The Commission has submitted a position paper to WIPO on database protection. In the paper it stresses the need for databases in a modern society and the need to protect them from piracy. The Commission argues that ‘sweat of the brow’ databases which involve a certain level of investment or effort should be protected. It argues that this protection will stimulate the economy and encourage the creation of more databases and should be extended to the international level.


Tobacco advertising - Council favours tobacco ad ban

In December, the Council of Health Ministers voted to support the European Parliament’s position on the tobacco advertising directive which favours a ban. All of the ministers except for Germany and the UK voted in favour of an advertising ban on tobacco products in newspapers, on the internet on the radio as well as the sponsorship of sports events such as Formula One racing.

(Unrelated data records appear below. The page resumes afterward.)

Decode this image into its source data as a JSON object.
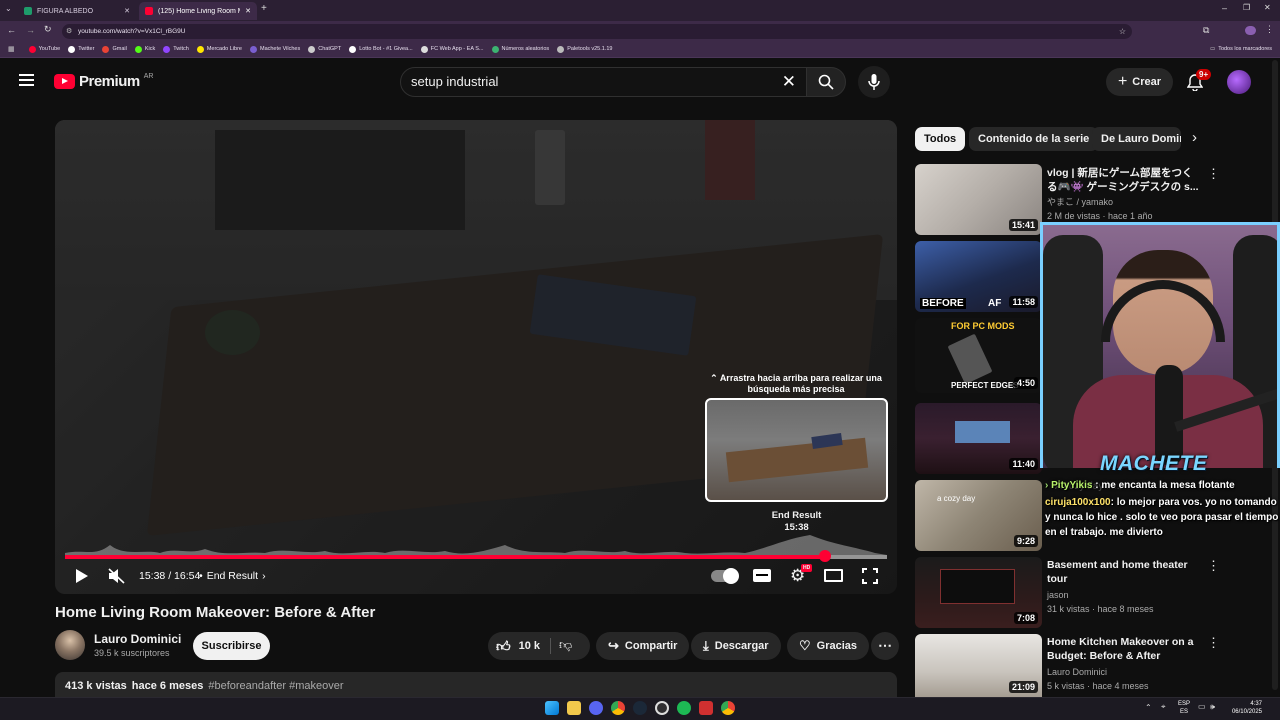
{
  "tabs": [
    {
      "label": "FIGURA ALBEDO"
    },
    {
      "label": "(125) Home Living Room Make"
    }
  ],
  "address": "youtube.com/watch?v=Vx1Cl_rBG9U",
  "bookmarks": [
    "YouTube",
    "Twitter",
    "Gmail",
    "Kick",
    "Twitch",
    "Mercado Libre",
    "Machete Vilches",
    "ChatGPT",
    "Lotto Bot - #1 Givea...",
    "FC Web App - EA S...",
    "Números aleatorios",
    "Paletools v25.1.19"
  ],
  "bookmarks_all": "Todos los marcadores",
  "header": {
    "logo": "Premium",
    "region": "AR",
    "search_value": "setup industrial",
    "create": "Crear",
    "notif": "9+"
  },
  "player": {
    "time": "15:38 / 16:54",
    "chapter": "End Result",
    "swipe_hint_1": "Arrastra hacia arriba para realizar una",
    "swipe_hint_2": "búsqueda más precisa",
    "preview_title": "End Result",
    "preview_time": "15:38",
    "progress": 0.925
  },
  "video": {
    "title": "Home Living Room Makeover: Before & After",
    "channel": "Lauro Dominici",
    "subs": "39.5 k suscriptores",
    "subscribe": "Suscribirse",
    "likes": "10 k",
    "share": "Compartir",
    "download": "Descargar",
    "thanks": "Gracias",
    "views": "413 k vistas",
    "ago": "hace 6 meses",
    "tags": "#beforeandafter #makeover"
  },
  "chips": [
    "Todos",
    "Contenido de la serie",
    "De Lauro Domini"
  ],
  "recs": [
    {
      "title1": "vlog | 新居にゲーム部屋をつく",
      "title2": "る🎮👾 ゲーミングデスクの s...",
      "channel": "やまこ / yamako",
      "meta": "2 M de vistas · hace 1 año",
      "dur": "15:41"
    },
    {
      "dur": "11:58",
      "thumb_text": "BEFORE",
      "thumb_text2": "AF"
    },
    {
      "dur": "4:50",
      "thumb_text": "FOR PC MODS",
      "thumb_text2": "PERFECT EDGES"
    },
    {
      "dur": "11:40"
    },
    {
      "dur": "9:28",
      "thumb_text": "a cozy day"
    },
    {
      "title1": "Basement and home theater",
      "title2": "tour",
      "channel": "jason",
      "meta": "31 k vistas · hace 8 meses",
      "dur": "7:08"
    },
    {
      "title1": "Home Kitchen Makeover on a",
      "title2": "Budget: Before & After",
      "channel": "Lauro Dominici",
      "meta": "5 k vistas · hace 4 meses",
      "dur": "21:09"
    }
  ],
  "webcam": {
    "name": "MACHETE",
    "chat_line1_user": "PityYikis",
    "chat_line1": " : me encanta la mesa flotante",
    "chat_line2_user": "ciruja100x100",
    "chat_line2": ": lo mejor para vos. yo no tomando y nunca lo hice . solo te veo pora pasar el tiempo en el trabajo. me divierto",
    "chat_faded": "A cozy day in..."
  },
  "taskbar": {
    "lang1": "ESP",
    "lang2": "ES",
    "time": "4:37",
    "date": "06/10/2025"
  },
  "colors": {
    "accent": "#ff0033",
    "webcam_border": "#7ad0ff",
    "name_color": "#7ad6ff"
  }
}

It is thought possible, though unlikely , that the German Government will launch a legal challenge against the directive as it successfully did with the original tobacco advertising ban and possible that some tobacco companies may also be considering legal action.

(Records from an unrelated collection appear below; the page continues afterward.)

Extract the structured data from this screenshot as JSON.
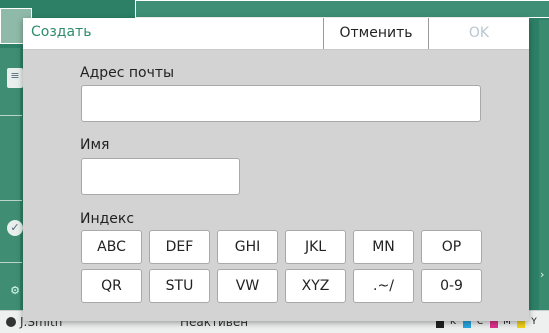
{
  "background": {
    "user_name": "J.Smith",
    "status": "Неактивен",
    "ink_labels": [
      "K",
      "C",
      "M",
      "Y"
    ],
    "ink_colors": [
      "#222222",
      "#2aa7e0",
      "#e0308f",
      "#f2d21b"
    ]
  },
  "dialog": {
    "title": "Создать",
    "cancel_label": "Отменить",
    "ok_label": "OK",
    "email_label": "Адрес почты",
    "email_value": "",
    "name_label": "Имя",
    "name_value": "",
    "index_label": "Индекс",
    "index_keys": [
      "ABC",
      "DEF",
      "GHI",
      "JKL",
      "MN",
      "OP",
      "QR",
      "STU",
      "VW",
      "XYZ",
      ".~/",
      "0-9"
    ]
  },
  "colors": {
    "accent": "#2e8d6d",
    "dialog_bg": "#d3d3d3",
    "disabled_text": "#b8c6cf"
  }
}
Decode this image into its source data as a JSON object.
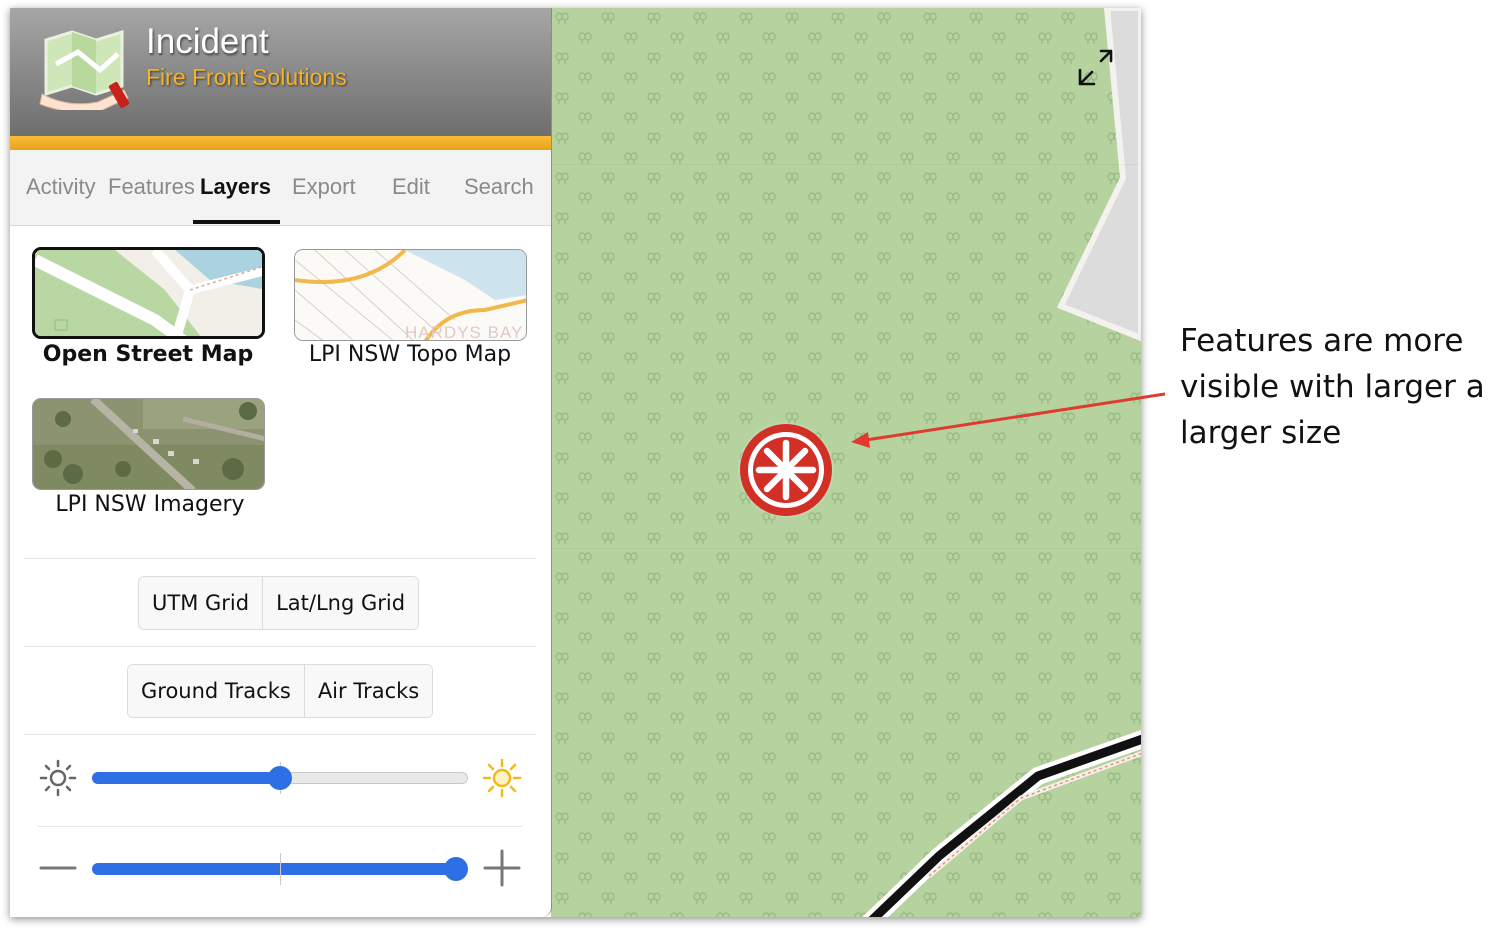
{
  "header": {
    "title": "Incident",
    "subtitle": "Fire Front Solutions",
    "logo_icon": "map-hand-icon"
  },
  "tabs": [
    {
      "label": "Activity",
      "active": false
    },
    {
      "label": "Features",
      "active": false
    },
    {
      "label": "Layers",
      "active": true
    },
    {
      "label": "Export",
      "active": false
    },
    {
      "label": "Edit",
      "active": false
    },
    {
      "label": "Search",
      "active": false
    }
  ],
  "layers": [
    {
      "label": "Open Street Map",
      "selected": true
    },
    {
      "label": "LPI NSW Topo Map",
      "selected": false,
      "thumb_text": "HARDYS BAY"
    },
    {
      "label": "LPI NSW Imagery",
      "selected": false
    }
  ],
  "grids": {
    "utm": "UTM Grid",
    "latlng": "Lat/Lng Grid"
  },
  "tracks": {
    "ground": "Ground Tracks",
    "air": "Air Tracks"
  },
  "controls": {
    "brightness": {
      "value": 0.5,
      "min_icon": "sun-dim-icon",
      "max_icon": "sun-bright-icon"
    },
    "size": {
      "value": 1.0,
      "min_icon": "minus-icon",
      "max_icon": "plus-icon"
    }
  },
  "map": {
    "expand_icon": "expand-arrows-icon",
    "marker_icon": "fire-asterisk-icon"
  },
  "annotation": {
    "lines": [
      "Features are more",
      "visible with larger a",
      "larger size"
    ],
    "arrow_color": "#e03a2f"
  },
  "colors": {
    "accent_orange": "#f4b224",
    "map_green": "#b5d29f",
    "slider_blue": "#2f6fe6",
    "marker_red": "#d22f27"
  }
}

In another development, the Council also adopted a resolution on smoking prevention measures. The measures include the restriction of children’s and adolescents’ access to tobacco vending machines and to internet sales.. The resolution also calls on Member States to restrict tobacco advertising and promotion of non-tobacco merchandise, the use of outdoor billboards and posters and cinema advertising. Manufacturers will also be obliged to disclose advertising, marketing and sponsorship expenditure.

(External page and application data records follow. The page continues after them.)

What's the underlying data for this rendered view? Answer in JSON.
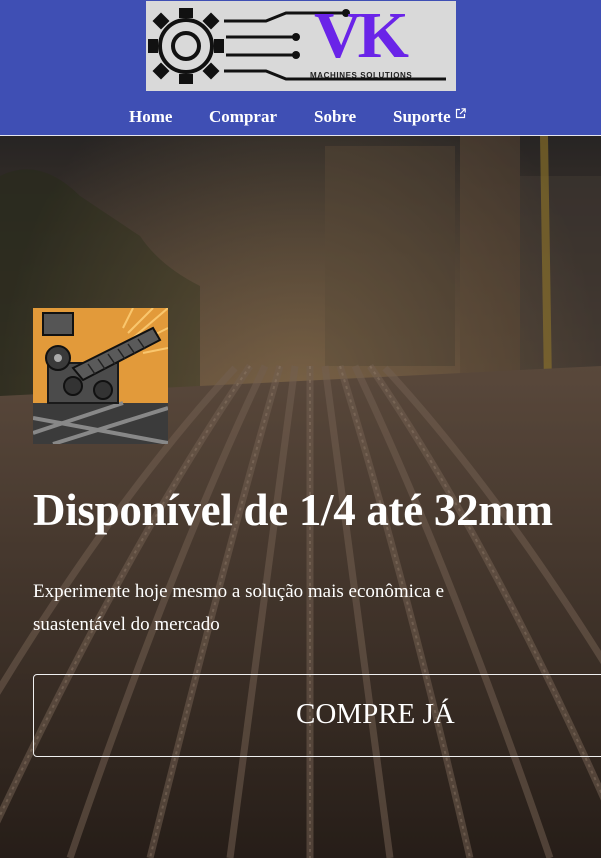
{
  "header": {
    "logo": {
      "brand": "VK",
      "tagline": "MACHINES SOLUTIONS",
      "icon": "gear-circuit-icon",
      "brand_color": "#6a24e8"
    },
    "bg_color": "#3f4fb4",
    "nav": [
      {
        "label": "Home"
      },
      {
        "label": "Comprar"
      },
      {
        "label": "Sobre"
      },
      {
        "label": "Suporte",
        "icon": "external-link-icon"
      }
    ]
  },
  "hero": {
    "image_icon": "machine-illustration",
    "title": "Disponível de 1/4 até 32mm",
    "subtitle": "Experimente hoje mesmo a solução mais econômica e suastentável do mercado",
    "cta_label": "COMPRE JÁ"
  }
}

This resolution is not a legal obligation but most Member States have given it their support

Click here for the tobacco advertising fact sheet.

Sales promotion and duty to trade freely

Greek Presidency lists consumer priorities

The Greek Presidency has listed four main consumer issue priorities for its term which began on 1 January.  It intends to address the need for:

  • clarification in the area of consumer credit;
  • continued discussions on sales promotions;
  • continued discussions on the possible framework directive concerning a duty to trade fairly;
  • improved administrative co-operation in the area of consumer protection.

It is thought unlikely that much progress will be made on the sales promotions regulation, as the Council of Ministers would like to wait until the framework directive on a duty to trade fairly is concluded.

Click here for the sales promotion fact sheet.

Click here for the duty to trade fairly fact sheet.

Audio-visual and general media

TVWF work plan finally launched

The Commission launched its Television Without Frontiers work plan this month. Among the areas it would like to investigate are:

  • the link between legislative, self-regulation and co-regulation remedies
  • whether there should be better access for all to events of public importance
  • whether the right to reply when one’s reputation is damaged should extend beyond television
  • whether the criteria for defining the jurisdiction of a Member State over a broadcaster are sufficient.

Click here for the TVWF work sheet.


EPC joins EU businesses in questioning Commission proposal on marketing practices

Participating in a Commission workshop in Brussels 22-23 January, the EPC, joined by other representatives of business from all over the EU, questioned the need for a Commission proposal to harmonise legislation covering Unfair Marketing Practices.

The Commission’s objective is to increase consumer confidence in cross-border commerce. Many businesses doubt whether the framework directive will achieve this. The Commission’s own research has demonstrated that it is not differences in national laws but factors such as location, language and culture which are the significant barriers to cross-border trade. It is difficult therefore to understand how a new EU directive will have any real effect.

For more information on any of the following issues, contact Heidi Lambert Communications Tel: +44 1245 476 265.

Internet regulation
Market abuse
Tobacco advertising
Children's advertising
Jurisdiction and applicable law
Duty to trade fairly
Sales promotion


Angela Mills, Director of  EPC: Tel: +32 2 231 1299 (Brussels) or +44 1865 310 732 (UK) angela.mills@epceurope.org.

Heidi Lambert: Tel: +44 1245 476 265 heidilambert@hlcltd.demon.co.uk.